- [What is expected]
Show every line of the data that includes the word "table".

- [The data]
"""
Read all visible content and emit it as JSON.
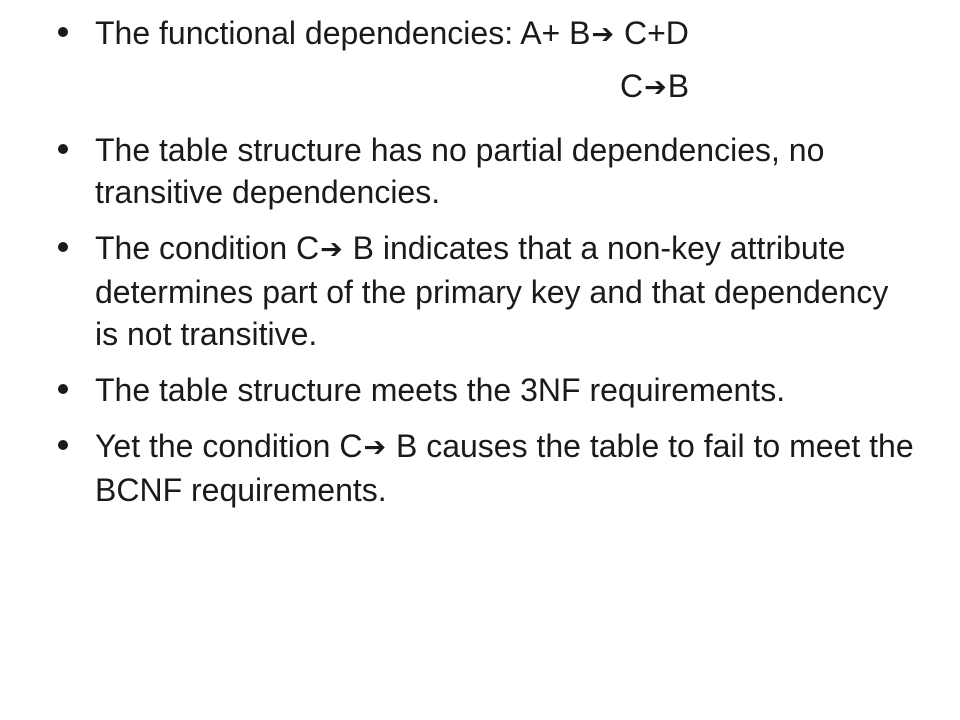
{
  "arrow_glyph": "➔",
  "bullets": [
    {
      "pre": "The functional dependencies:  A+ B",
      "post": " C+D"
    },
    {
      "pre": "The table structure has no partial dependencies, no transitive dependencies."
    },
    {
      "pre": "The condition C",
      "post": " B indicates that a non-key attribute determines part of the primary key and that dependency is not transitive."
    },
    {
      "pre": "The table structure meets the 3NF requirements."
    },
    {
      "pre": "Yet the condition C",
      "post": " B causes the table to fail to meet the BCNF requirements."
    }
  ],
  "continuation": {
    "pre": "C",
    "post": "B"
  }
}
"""
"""
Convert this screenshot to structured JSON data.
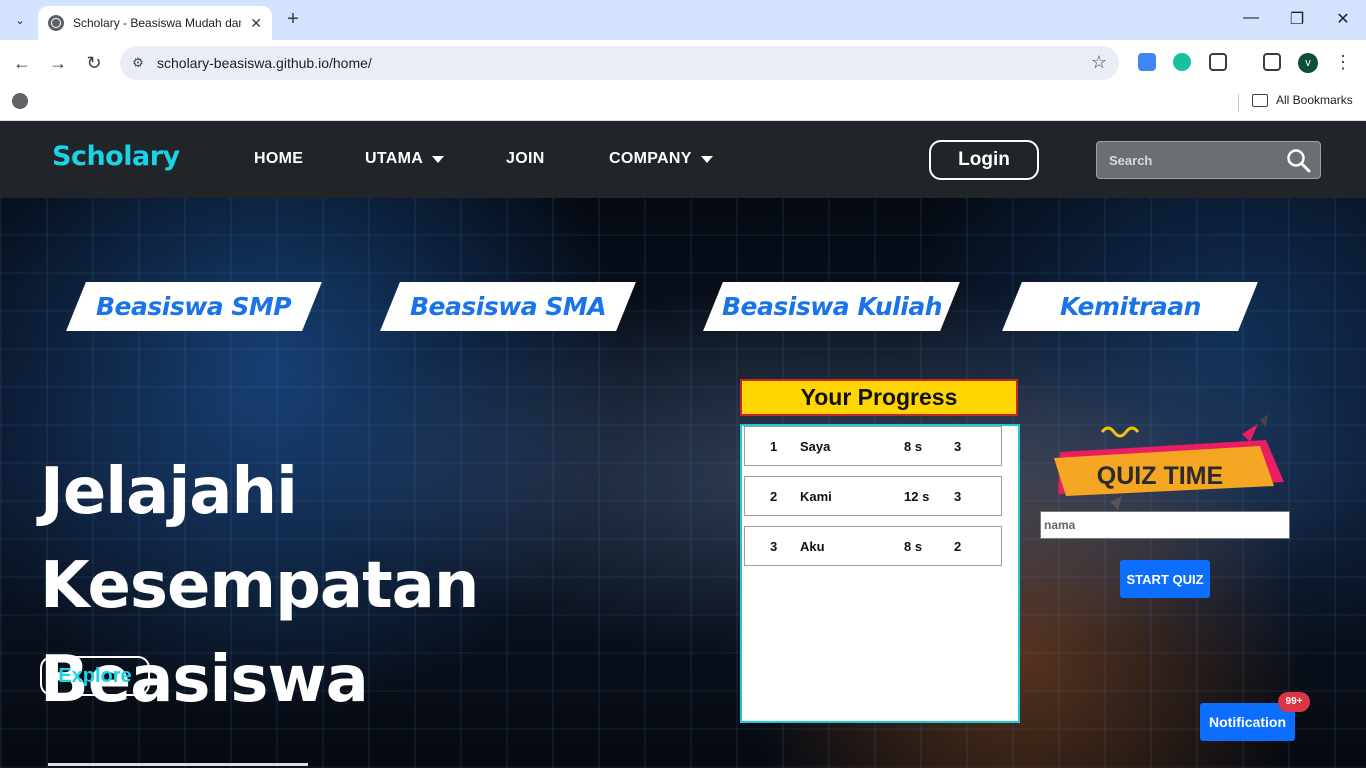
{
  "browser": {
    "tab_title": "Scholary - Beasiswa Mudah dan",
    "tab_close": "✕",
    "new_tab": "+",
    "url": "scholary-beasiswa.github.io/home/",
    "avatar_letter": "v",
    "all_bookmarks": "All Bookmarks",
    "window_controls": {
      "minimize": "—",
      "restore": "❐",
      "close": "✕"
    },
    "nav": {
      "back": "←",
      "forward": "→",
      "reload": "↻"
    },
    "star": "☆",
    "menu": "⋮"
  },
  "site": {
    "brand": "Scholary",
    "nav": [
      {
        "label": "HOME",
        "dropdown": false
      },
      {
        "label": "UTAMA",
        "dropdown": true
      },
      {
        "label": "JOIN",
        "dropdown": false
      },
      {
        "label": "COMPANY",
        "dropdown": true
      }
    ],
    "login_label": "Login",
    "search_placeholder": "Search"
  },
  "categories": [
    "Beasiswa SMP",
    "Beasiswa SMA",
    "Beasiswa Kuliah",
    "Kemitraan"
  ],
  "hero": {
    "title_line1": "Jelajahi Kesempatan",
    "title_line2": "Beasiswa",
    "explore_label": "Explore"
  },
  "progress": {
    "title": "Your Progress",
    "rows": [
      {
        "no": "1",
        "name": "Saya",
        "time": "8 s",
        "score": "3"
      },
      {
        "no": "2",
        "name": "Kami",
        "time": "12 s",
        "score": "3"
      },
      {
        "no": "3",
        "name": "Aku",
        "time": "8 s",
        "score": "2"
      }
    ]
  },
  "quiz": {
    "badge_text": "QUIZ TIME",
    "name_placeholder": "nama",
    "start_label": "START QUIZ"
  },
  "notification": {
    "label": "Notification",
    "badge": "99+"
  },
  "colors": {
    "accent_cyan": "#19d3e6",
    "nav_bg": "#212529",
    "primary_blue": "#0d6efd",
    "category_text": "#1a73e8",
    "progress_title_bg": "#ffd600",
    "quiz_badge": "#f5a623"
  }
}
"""
- [Expected answer]
      "pre": "The table structure has no partial dependencies, no transitive dependencies."
      "pre": "The table structure meets the 3NF requirements."
      "post": " B causes the table to fail to meet the BCNF requirements."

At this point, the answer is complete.